Research in Science Education
The identification of high-leverage teaching practices that can be improved through targeted practice should contribute to the enhancement of teachers’ facilitation of instruction and improve student learning outcomes. Researchers have begun to identify subject-specific teaching practices that are expected to enhance science teaching specifically. However, it is not clear what teaching practices look like in classrooms engaging students in learning science through socio-scientific issues. In this instrumental case study, we set out to identify those practices that an experienced secondary biology teacher employed during her successful enactment of socio-scientific issues (SSI) instruction about antibiotic resistance. Using both deductive codes from the literature and inductive coding, we analyzed nine 90-min video-taped lessons that comprised the unit. We identified science teaching practices that were particularly important for her enactment, as well as SSI-specific teaching practices not previously identified in the teaching practices literature, which included contextualizing teaching and learning in the issue, challenging students to analyze the issue from multiple perspectives, and urging students to employ skepticism when analyzing potentially biased information regarding the issue. These findings suggest that the manner in which teachers are currently being prepared is likely lacking in terms of helping teachers develop a full suite of teaching practices that contribute to the successful enactment of SSI instruction. Further research directed at how ideal SSI instruction is achieved and identifying those practices that are requisite to doing so is recommended.

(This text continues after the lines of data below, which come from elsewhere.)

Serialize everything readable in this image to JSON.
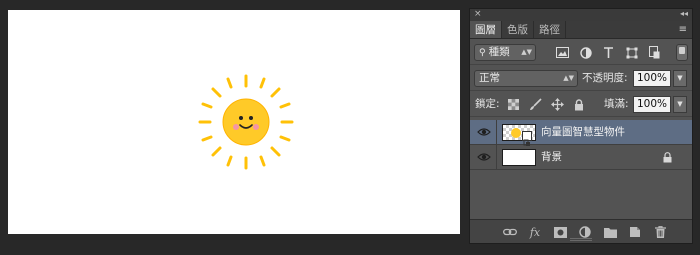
{
  "canvas": {
    "background": "#ffffff"
  },
  "sun": {
    "face": "#FFCA28",
    "rays": "#FFC107",
    "cheeks": "#F48FB1"
  },
  "panel": {
    "close_icon": "×",
    "collapse_icon": "◂◂",
    "tabs": [
      {
        "label": "圖層",
        "active": true
      },
      {
        "label": "色版",
        "active": false
      },
      {
        "label": "路徑",
        "active": false
      }
    ],
    "menu_icon": "≡",
    "filter": {
      "kind_label": "種類",
      "icons": [
        "image-filter-icon",
        "adjustment-filter-icon",
        "type-filter-icon",
        "shape-filter-icon",
        "smart-object-filter-icon"
      ]
    },
    "blend": {
      "mode": "正常",
      "opacity_label": "不透明度:",
      "opacity_value": "100%"
    },
    "lock": {
      "label": "鎖定:",
      "fill_label": "填滿:",
      "fill_value": "100%"
    },
    "layers": [
      {
        "name": "向量圖智慧型物件",
        "selected": true,
        "visible": true,
        "locked": false
      },
      {
        "name": "背景",
        "selected": false,
        "visible": true,
        "locked": true
      }
    ],
    "bottom_icons": [
      "link-layers-icon",
      "fx-icon",
      "mask-icon",
      "adjustment-layer-icon",
      "group-folder-icon",
      "new-layer-icon",
      "trash-icon"
    ],
    "colors": {
      "panel_bg": "#535353",
      "selected_row": "#5e6d84"
    }
  }
}
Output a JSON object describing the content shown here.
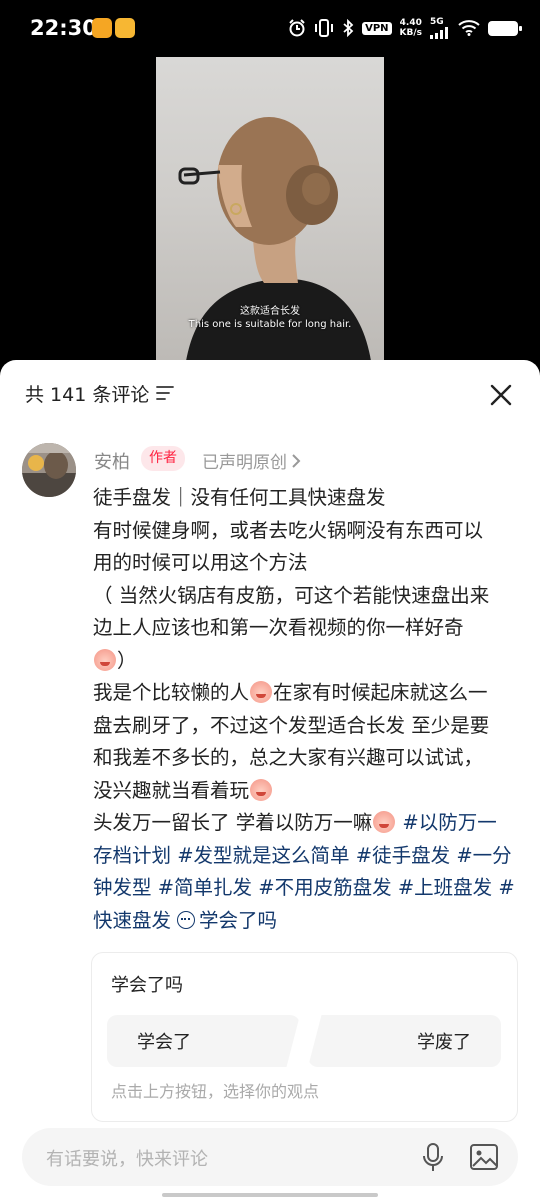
{
  "status_bar": {
    "time": "22:30",
    "vpn": "VPN",
    "speed_value": "4.40",
    "speed_unit": "KB/s",
    "network": "5G"
  },
  "video": {
    "subtitle_cn": "这款适合长发",
    "subtitle_en": "This one is suitable for long hair."
  },
  "comments_header": {
    "count_label": "共 141 条评论"
  },
  "author": {
    "name": "安柏",
    "badge": "作者",
    "original_note": "已声明原创"
  },
  "post": {
    "line1": "徒手盘发｜没有任何工具快速盘发",
    "line2": "有时候健身啊，或者去吃火锅啊没有东西可以",
    "line3": "用的时候可以用这个方法",
    "line4": "（ 当然火锅店有皮筋，可这个若能快速盘出来",
    "line5": "边上人应该也和第一次看视频的你一样好奇",
    "line6_tail": "）",
    "line7a": "我是个比较懒的人",
    "line7b": "在家有时候起床就这么一",
    "line8": "盘去刷牙了，不过这个发型适合长发 至少是要",
    "line9": "和我差不多长的，总之大家有兴趣可以试试，",
    "line10": "没兴趣就当看着玩",
    "line11a": "头发万一留长了 学着以防万一嘛",
    "tag1": "#以防万一",
    "tag2": "存档计划",
    "tag3": "#发型就是这么简单",
    "tag4": "#徒手盘发",
    "tag5": "#一分",
    "tag6": "钟发型",
    "tag7": "#简单扎发",
    "tag8": "#不用皮筋盘发",
    "tag9": "#上班盘发",
    "tag10": "#",
    "tag11": "快速盘发",
    "poll_link": "学会了吗"
  },
  "poll": {
    "title": "学会了吗",
    "option_left": "学会了",
    "option_right": "学废了",
    "hint": "点击上方按钮，选择你的观点"
  },
  "input": {
    "placeholder": "有话要说，快来评论"
  },
  "icons": {
    "sort": "sort-icon",
    "close": "close-icon",
    "mic": "mic-icon",
    "image": "image-icon",
    "chevron": "chevron-right-icon",
    "emoji": "crying-face-emoji"
  },
  "colors": {
    "author_badge_text": "#ff2442",
    "author_badge_bg": "#fde7ea",
    "hashtag": "#13386c"
  }
}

Owens, David C., Troy D. Sadler, Patricia Friedrichsen.
"Teaching Practices for Enactment of Socio-scientific Issues Instruction: An Instrumental Case Study of an Experienced Biology Teacher."
Research in Science Education, 51: 375-398: Springer.
doi: https://doi.org/10.1007/s11165-018-9799-3 source: https://link.springer.com/article/10.1007/s11165-018-9799-3